§ What is required
Would you write the data out once more, exactly as it is?

##### Recorded information #####

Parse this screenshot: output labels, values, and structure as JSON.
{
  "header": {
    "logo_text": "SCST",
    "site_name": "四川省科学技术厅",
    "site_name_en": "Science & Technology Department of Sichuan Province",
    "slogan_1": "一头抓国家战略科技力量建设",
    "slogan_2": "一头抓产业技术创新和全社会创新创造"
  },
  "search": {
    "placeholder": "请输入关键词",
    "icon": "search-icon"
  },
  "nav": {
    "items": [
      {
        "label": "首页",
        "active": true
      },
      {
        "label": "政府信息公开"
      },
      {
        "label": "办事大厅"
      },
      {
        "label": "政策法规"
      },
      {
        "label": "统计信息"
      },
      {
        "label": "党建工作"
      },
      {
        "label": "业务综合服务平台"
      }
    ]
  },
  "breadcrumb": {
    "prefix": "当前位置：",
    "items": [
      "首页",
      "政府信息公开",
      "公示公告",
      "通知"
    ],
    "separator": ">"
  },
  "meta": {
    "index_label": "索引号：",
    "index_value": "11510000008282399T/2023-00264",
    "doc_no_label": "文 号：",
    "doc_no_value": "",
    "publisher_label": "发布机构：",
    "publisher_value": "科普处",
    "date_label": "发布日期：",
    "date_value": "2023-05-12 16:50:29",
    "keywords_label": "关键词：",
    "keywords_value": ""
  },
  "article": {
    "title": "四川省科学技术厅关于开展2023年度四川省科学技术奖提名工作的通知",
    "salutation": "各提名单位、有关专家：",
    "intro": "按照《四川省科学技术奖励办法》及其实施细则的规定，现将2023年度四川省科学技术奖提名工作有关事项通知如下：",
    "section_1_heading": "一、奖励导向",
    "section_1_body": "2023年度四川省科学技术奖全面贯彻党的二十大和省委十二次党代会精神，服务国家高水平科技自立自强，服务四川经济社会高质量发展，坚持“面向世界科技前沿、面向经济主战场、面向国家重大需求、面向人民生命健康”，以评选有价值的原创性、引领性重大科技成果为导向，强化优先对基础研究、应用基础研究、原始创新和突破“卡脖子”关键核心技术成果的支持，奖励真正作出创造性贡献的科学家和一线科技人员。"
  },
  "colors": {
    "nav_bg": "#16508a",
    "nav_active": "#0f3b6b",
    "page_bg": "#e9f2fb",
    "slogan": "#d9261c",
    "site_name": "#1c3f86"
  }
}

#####

§ Solution
Parse this screenshot: output labels, values, and structure as JSON.
{
  "header": {
    "logo_text": "SCST",
    "site_name": "四川省科学技术厅",
    "site_name_en": "Science & Technology Department of Sichuan Province",
    "slogan_1": "一头抓国家战略科技力量建设",
    "slogan_2": "一头抓产业技术创新和全社会创新创造"
  },
  "search": {
    "placeholder": "请输入关键词",
    "icon": "search-icon"
  },
  "nav": {
    "items": [
      {
        "label": "首页",
        "active": true
      },
      {
        "label": "政府信息公开"
      },
      {
        "label": "办事大厅"
      },
      {
        "label": "政策法规"
      },
      {
        "label": "统计信息"
      },
      {
        "label": "党建工作"
      },
      {
        "label": "业务综合服务平台"
      }
    ]
  },
  "breadcrumb": {
    "prefix": "当前位置：",
    "items": [
      "首页",
      "政府信息公开",
      "公示公告",
      "通知"
    ],
    "separator": ">"
  },
  "meta": {
    "index_label": "索引号：",
    "index_value": "11510000008282399T/2023-00264",
    "doc_no_label": "文 号：",
    "doc_no_value": "",
    "publisher_label": "发布机构：",
    "publisher_value": "科普处",
    "date_label": "发布日期：",
    "date_value": "2023-05-12 16:50:29",
    "keywords_label": "关键词：",
    "keywords_value": ""
  },
  "article": {
    "title": "四川省科学技术厅关于开展2023年度四川省科学技术奖提名工作的通知",
    "salutation": "各提名单位、有关专家：",
    "intro": "按照《四川省科学技术奖励办法》及其实施细则的规定，现将2023年度四川省科学技术奖提名工作有关事项通知如下：",
    "section_1_heading": "一、奖励导向",
    "section_1_body": "2023年度四川省科学技术奖全面贯彻党的二十大和省委十二次党代会精神，服务国家高水平科技自立自强，服务四川经济社会高质量发展，坚持“面向世界科技前沿、面向经济主战场、面向国家重大需求、面向人民生命健康”，以评选有价值的原创性、引领性重大科技成果为导向，强化优先对基础研究、应用基础研究、原始创新和突破“卡脖子”关键核心技术成果的支持，奖励真正作出创造性贡献的科学家和一线科技人员。"
  },
  "colors": {
    "nav_bg": "#16508a",
    "nav_active": "#0f3b6b",
    "page_bg": "#e9f2fb",
    "slogan": "#d9261c",
    "site_name": "#1c3f86"
  }
}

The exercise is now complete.